Hunting and Feeding in the Spotted-Necked Otter

The information below comes from Kruuk (1995), Kwa-Zulu Natal Wildlife Service, Rowe-Rowe in Otters: Proceedings of the First Working Meeting of the Otter Specialist Group (1977), Lejeune (1989) and Lejeune (1990).


This otter eats mainly fish, crabs and frogs (plus insect larvae, water bird chicks and molluscs), but the proportion varies throughout the year. In summer, more crabs are taken, though only those less than 50mm across the carapace (to avoid being nipped in the face). In late Autumn and Winter, the drying up of marshes, ponds and backwaters makes frogs vulnerable, and these can form more than 20% of the diet. In the Winter, when crabs hide in inaccessible places, and fish are slower in colder water, the latter become much more important. Lejeune found that only fish smaller than 20cm were taken in the lakes he studied - eels, yellowfish, potted bass, bluegill, largemouth bass and trout. The stomach of a dead otter (accidentally killed) also contained vegetation, as well as numerous internal parasites.

These otters need about 500g of fish per day.

Hunting Schedule

This is unknown for the secretive, nocturnal members of the species, but on the great Lakes, fishing does take place all day, but with peaks in the morning (7 till 10am) and evening (7 till 10pm).

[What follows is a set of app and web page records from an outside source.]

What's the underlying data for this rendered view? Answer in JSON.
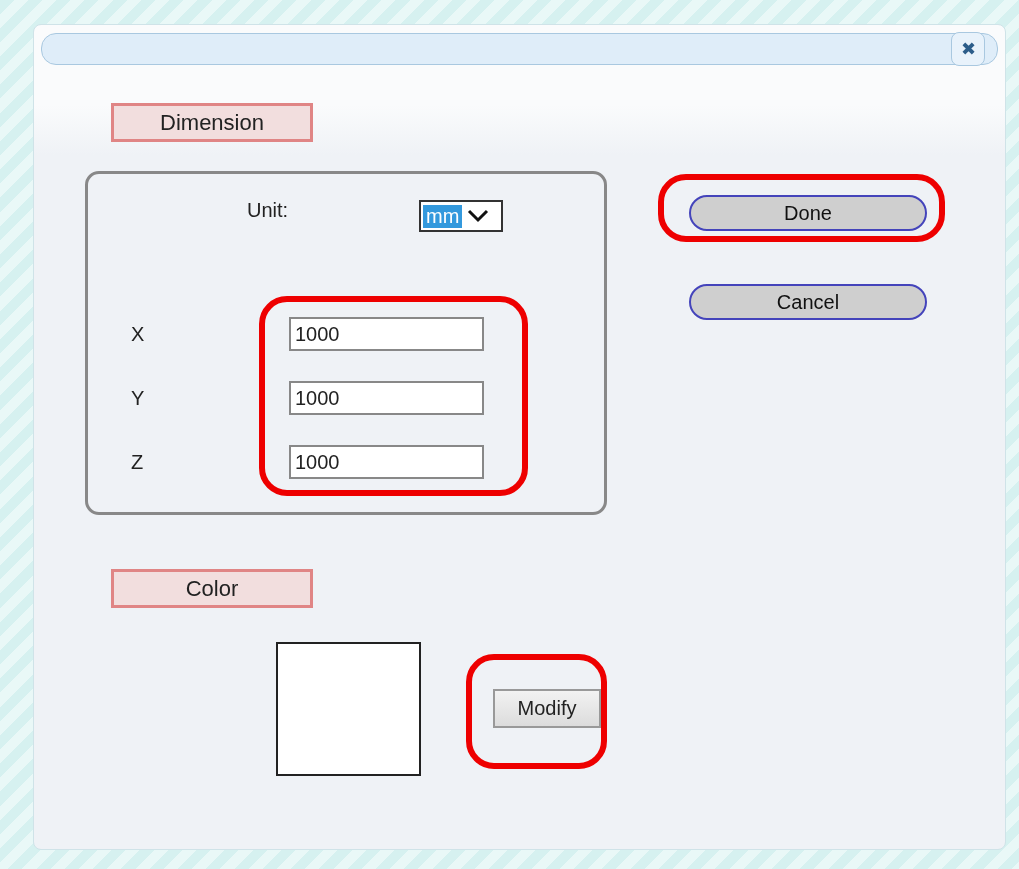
{
  "window": {
    "close": "✖"
  },
  "dimension": {
    "heading": "Dimension",
    "unit": {
      "label": "Unit:",
      "value": "mm",
      "focused": true
    },
    "highlighted": true,
    "fields": [
      {
        "label": "X",
        "value": "1000"
      },
      {
        "label": "Y",
        "value": "1000"
      },
      {
        "label": "Z",
        "value": "1000"
      }
    ]
  },
  "buttons": [
    {
      "label": "Done",
      "highlighted": true
    },
    {
      "label": "Cancel",
      "highlighted": false
    }
  ],
  "color_section": {
    "heading": "Color",
    "color": "#ffffff",
    "button": {
      "label": "Modify",
      "highlighted": true
    }
  }
}
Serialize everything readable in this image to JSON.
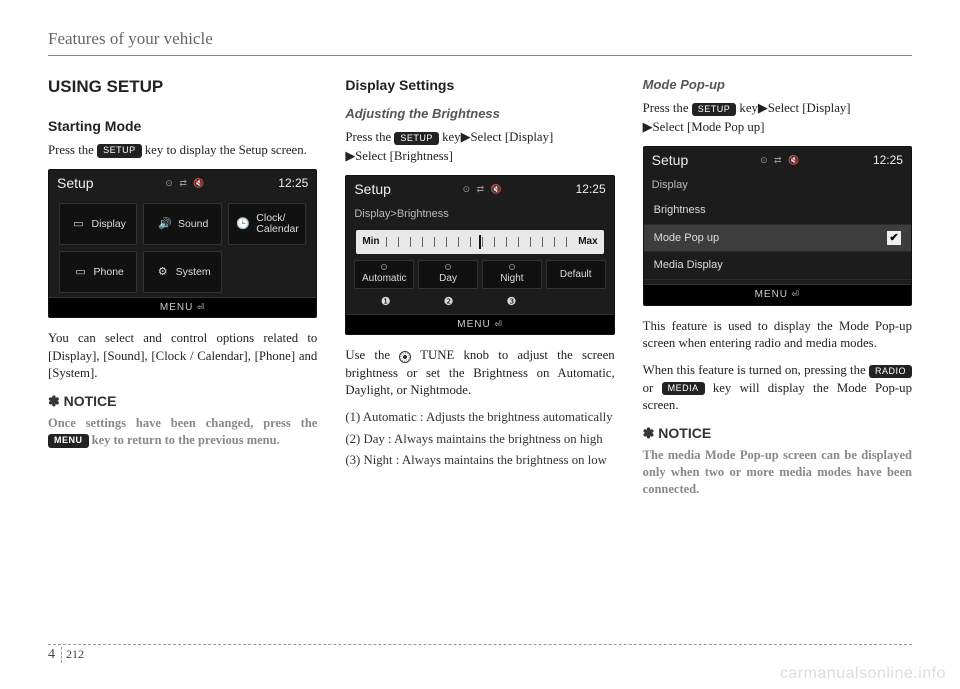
{
  "header": "Features of your vehicle",
  "col1": {
    "h2": "USING SETUP",
    "h3": "Starting Mode",
    "p1a": "Press the ",
    "key_setup": "SETUP",
    "p1b": " key to display the Setup screen.",
    "screen": {
      "title": "Setup",
      "time": "12:25",
      "tiles": [
        "Display",
        "Sound",
        "Clock/\nCalendar",
        "Phone",
        "System"
      ],
      "menu": "MENU"
    },
    "p2": "You can select and control options related to [Display], [Sound], [Clock / Calendar], [Phone] and [System].",
    "notice_h": "✽ NOTICE",
    "notice_a": "Once settings have been changed, press the ",
    "key_menu": "MENU",
    "notice_b": " key to return to the previous menu."
  },
  "col2": {
    "h3": "Display Settings",
    "h4": "Adjusting the Brightness",
    "p1a": "Press the ",
    "key_setup": "SETUP",
    "p1b": " key",
    "p1c": "Select [Display] ",
    "p1d": "Select [Brightness]",
    "screen": {
      "title": "Setup",
      "time": "12:25",
      "crumb": "Display>Brightness",
      "min": "Min",
      "max": "Max",
      "modes": [
        "Automatic",
        "Day",
        "Night"
      ],
      "default": "Default",
      "nums": [
        "❶",
        "❷",
        "❸"
      ],
      "menu": "MENU"
    },
    "p2a": "Use the ",
    "p2b": " TUNE knob to adjust the screen brightness or set the Brightness on Automatic, Daylight, or Nightmode.",
    "li1": "(1) Automatic : Adjusts the bright­ness automatically",
    "li2": "(2) Day : Always maintains the bright­ness on high",
    "li3": "(3) Night : Always maintains the brightness on low"
  },
  "col3": {
    "h4": "Mode Pop-up",
    "p1a": "Press the ",
    "key_setup": "SETUP",
    "p1b": " key",
    "p1c": "Select [Display] ",
    "p1d": "Select [Mode Pop up]",
    "screen": {
      "title": "Setup",
      "time": "12:25",
      "crumb": "Display",
      "items": [
        "Brightness",
        "Mode Pop up",
        "Media Display"
      ],
      "menu": "MENU"
    },
    "p2": "This feature is used to display the Mode Pop-up screen when entering radio and media modes.",
    "p3a": "When this feature is turned on, pressing the ",
    "key_radio": "RADIO",
    "p3b": " or ",
    "key_media": "MEDIA",
    "p3c": " key will display the Mode Pop-up screen.",
    "notice_h": "✽ NOTICE",
    "notice": "The media Mode Pop-up screen can be displayed only when two or more media modes have been connected."
  },
  "footer": {
    "section": "4",
    "page": "212"
  },
  "watermark": "carmanualsonline.info"
}
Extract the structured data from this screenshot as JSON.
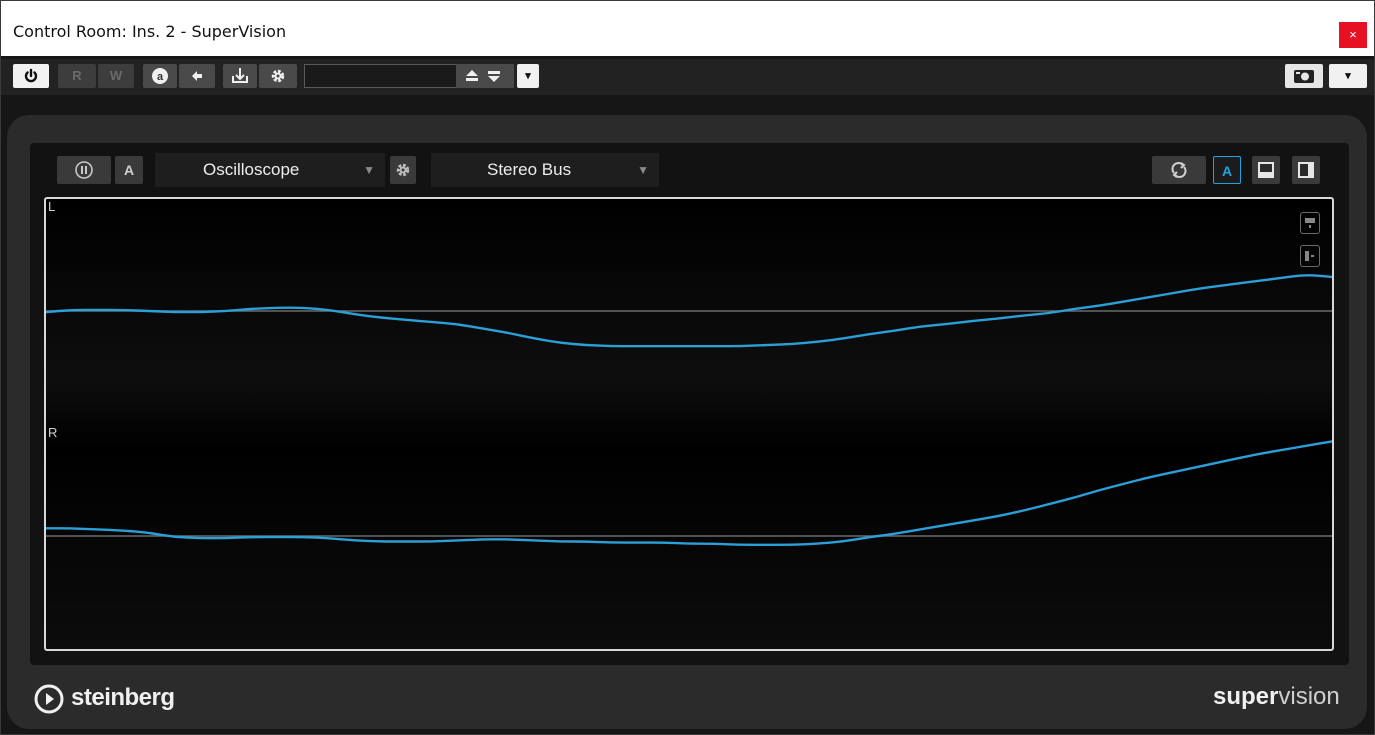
{
  "window": {
    "title": "Control Room: Ins. 2 - SuperVision",
    "close_label": "×"
  },
  "toolbar": {
    "read_label": "R",
    "write_label": "W",
    "preset_name": "",
    "dropdown_arrow": "▾"
  },
  "supervision": {
    "module_name": "Oscilloscope",
    "channel_source": "Stereo Bus",
    "auto_label": "A",
    "auto_scale_label": "A",
    "channel_left_label": "L",
    "channel_right_label": "R"
  },
  "footer": {
    "brand": "steinberg",
    "product_bold": "super",
    "product_light": "vision"
  },
  "colors": {
    "waveform": "#2a9fd8",
    "accent": "#1fa3e0",
    "zero_line": "#6a6a6a"
  },
  "chart_data": {
    "type": "line",
    "title": "",
    "xlabel": "",
    "ylabel": "",
    "grid": false,
    "x": [
      0,
      0.02,
      0.04,
      0.06,
      0.08,
      0.1,
      0.12,
      0.14,
      0.16,
      0.18,
      0.2,
      0.22,
      0.24,
      0.26,
      0.28,
      0.3,
      0.32,
      0.34,
      0.36,
      0.38,
      0.4,
      0.42,
      0.44,
      0.46,
      0.48,
      0.5,
      0.52,
      0.54,
      0.56,
      0.58,
      0.6,
      0.62,
      0.64,
      0.66,
      0.68,
      0.7,
      0.72,
      0.74,
      0.76,
      0.78,
      0.8,
      0.82,
      0.84,
      0.86,
      0.88,
      0.9,
      0.92,
      0.94,
      0.96,
      0.98,
      1.0
    ],
    "series": [
      {
        "channel": "L",
        "values": [
          -0.01,
          0.01,
          0.01,
          0.01,
          0.0,
          -0.01,
          -0.01,
          0.0,
          0.02,
          0.03,
          0.03,
          0.01,
          -0.03,
          -0.06,
          -0.08,
          -0.1,
          -0.12,
          -0.16,
          -0.2,
          -0.25,
          -0.29,
          -0.31,
          -0.32,
          -0.32,
          -0.32,
          -0.32,
          -0.32,
          -0.32,
          -0.31,
          -0.3,
          -0.28,
          -0.25,
          -0.21,
          -0.18,
          -0.14,
          -0.12,
          -0.09,
          -0.07,
          -0.04,
          -0.02,
          0.02,
          0.05,
          0.09,
          0.13,
          0.17,
          0.21,
          0.24,
          0.27,
          0.3,
          0.33,
          0.31
        ]
      },
      {
        "channel": "R",
        "values": [
          0.07,
          0.07,
          0.06,
          0.05,
          0.03,
          -0.01,
          -0.02,
          -0.02,
          -0.01,
          -0.01,
          -0.01,
          -0.02,
          -0.04,
          -0.05,
          -0.05,
          -0.05,
          -0.04,
          -0.03,
          -0.03,
          -0.04,
          -0.05,
          -0.05,
          -0.06,
          -0.06,
          -0.06,
          -0.07,
          -0.07,
          -0.08,
          -0.08,
          -0.08,
          -0.07,
          -0.05,
          -0.01,
          0.02,
          0.06,
          0.1,
          0.14,
          0.18,
          0.23,
          0.29,
          0.35,
          0.42,
          0.48,
          0.54,
          0.59,
          0.64,
          0.69,
          0.74,
          0.78,
          0.82,
          0.86
        ]
      }
    ]
  }
}
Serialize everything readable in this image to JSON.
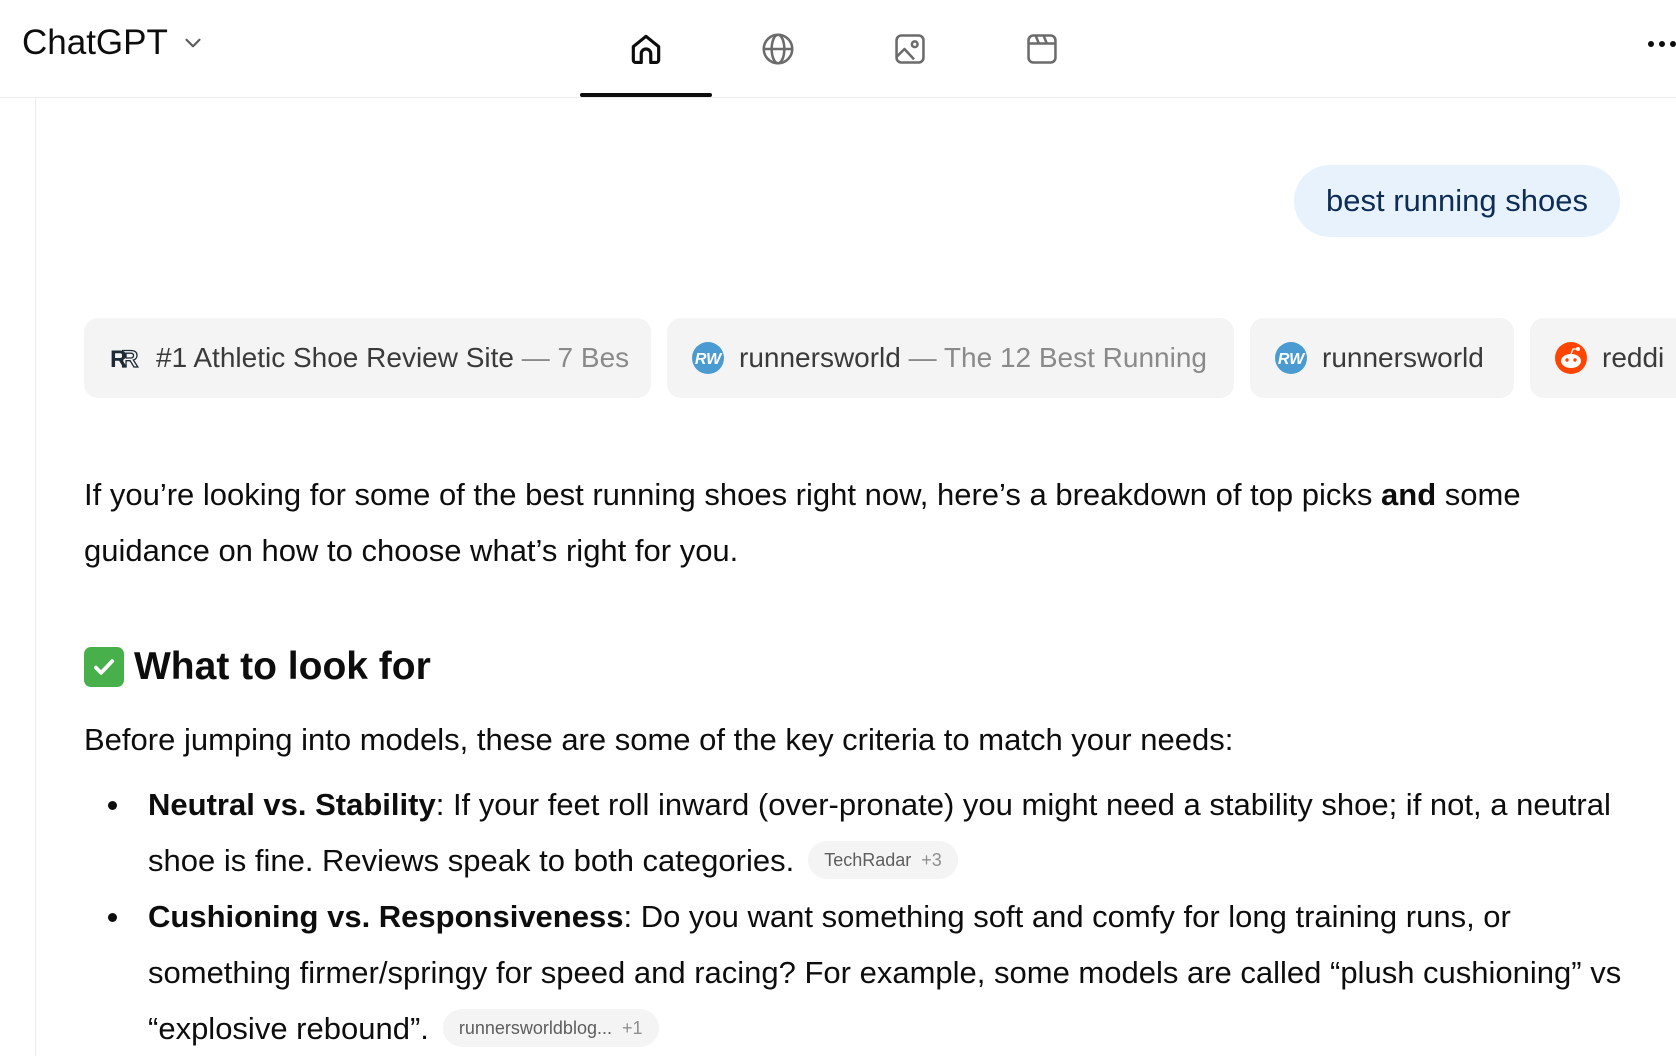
{
  "header": {
    "app_title": "ChatGPT",
    "tabs": [
      {
        "name": "home",
        "icon": "home-icon",
        "active": true
      },
      {
        "name": "web",
        "icon": "globe-icon",
        "active": false
      },
      {
        "name": "images",
        "icon": "image-icon",
        "active": false
      },
      {
        "name": "videos",
        "icon": "video-icon",
        "active": false
      }
    ],
    "more_icon": "more-horizontal-icon"
  },
  "user_message": "best running shoes",
  "sources": [
    {
      "favicon": "rr-logo-icon",
      "site": "#1 Athletic Shoe Review Site",
      "separator": " — ",
      "title": "7 Bes"
    },
    {
      "favicon": "runnersworld-logo-icon",
      "site": "runnersworld",
      "separator": " — ",
      "title": "The 12 Best Running"
    },
    {
      "favicon": "runnersworld-logo-icon",
      "site": "runnersworld",
      "separator": "",
      "title": ""
    },
    {
      "favicon": "reddit-logo-icon",
      "site": "reddi",
      "separator": "",
      "title": ""
    }
  ],
  "answer": {
    "intro_part1": "If you’re looking for some of the best running shoes right now, here’s a breakdown of top picks ",
    "intro_bold": "and",
    "intro_part2": " some guidance on how to choose what’s right for you.",
    "section_heading": "What to look for",
    "section_icon": "check-mark-button-icon",
    "lead": "Before jumping into models, these are some of the key criteria to match your needs:",
    "bullets": [
      {
        "term": "Neutral vs. Stability",
        "text": ": If your feet roll inward (over-pronate) you might need a stability shoe; if not, a neutral shoe is fine. Reviews speak to both categories.",
        "citation": {
          "source": "TechRadar",
          "count": "+3"
        }
      },
      {
        "term": "Cushioning vs. Responsiveness",
        "text": ": Do you want something soft and comfy for long training runs, or something firmer/springy for speed and racing? For example, some models are called “plush cushioning” vs “explosive rebound”.",
        "citation": {
          "source": "runnersworldblog...",
          "count": "+1"
        }
      }
    ]
  },
  "colors": {
    "user_bubble_bg": "#e8f2fd",
    "chip_bg": "#f4f4f4",
    "check_green": "#48b04a",
    "runnersworld_blue": "#4a9bd1",
    "reddit_orange": "#ff4500"
  }
}
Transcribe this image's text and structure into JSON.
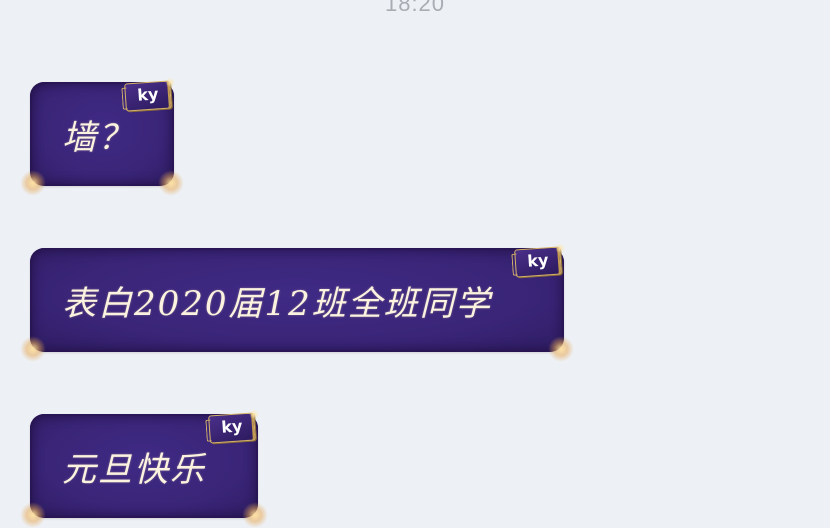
{
  "chat": {
    "timestamp": "18:20",
    "messages": [
      {
        "text": "墙？",
        "badge": "ky"
      },
      {
        "text": "表白2020届12班全班同学",
        "badge": "ky"
      },
      {
        "text": "元旦快乐",
        "badge": "ky"
      }
    ]
  },
  "theme": {
    "background": "#edf0f5",
    "bubble_color": "#3a2578",
    "bubble_text_color": "#fbf3df",
    "badge_border": "#d6b36a",
    "timestamp_color": "#a9adb3"
  }
}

Hunting Methods

These animals hunt by sight, rather than using their whiskers (Davis in Otters: Proceedings of the First Working Meeting of the Otter Specialist Group (1977) considers their vibrissae 'weak'). They catch and carry their prey in their mouths, and eat it on the surface of the water, rather than bringing it to land.

Otter photographed waiting for fishermen to return on Lake Malawi They intensively hunt the centre of their range, foraging alone except when driving fish towards their cubs when teaching them to hunt. As well as diving from the surface, they also forage in semi-aquatic vegetation, and raid fishing nets by night. Less controversially, they have learnt to wait for returning fishermen, and pick up discarded catch.

During a typical day, over a 20 minute period, an average otter makes two dives of about a minute each, resulting in one capture of a fish less than 20cm long. After this, the otter often leaves the water and rests up in dense vegetation. To get their daily food, they average a total hunting time of 100 minutes split into several sessions.

Spotted-Necked Otter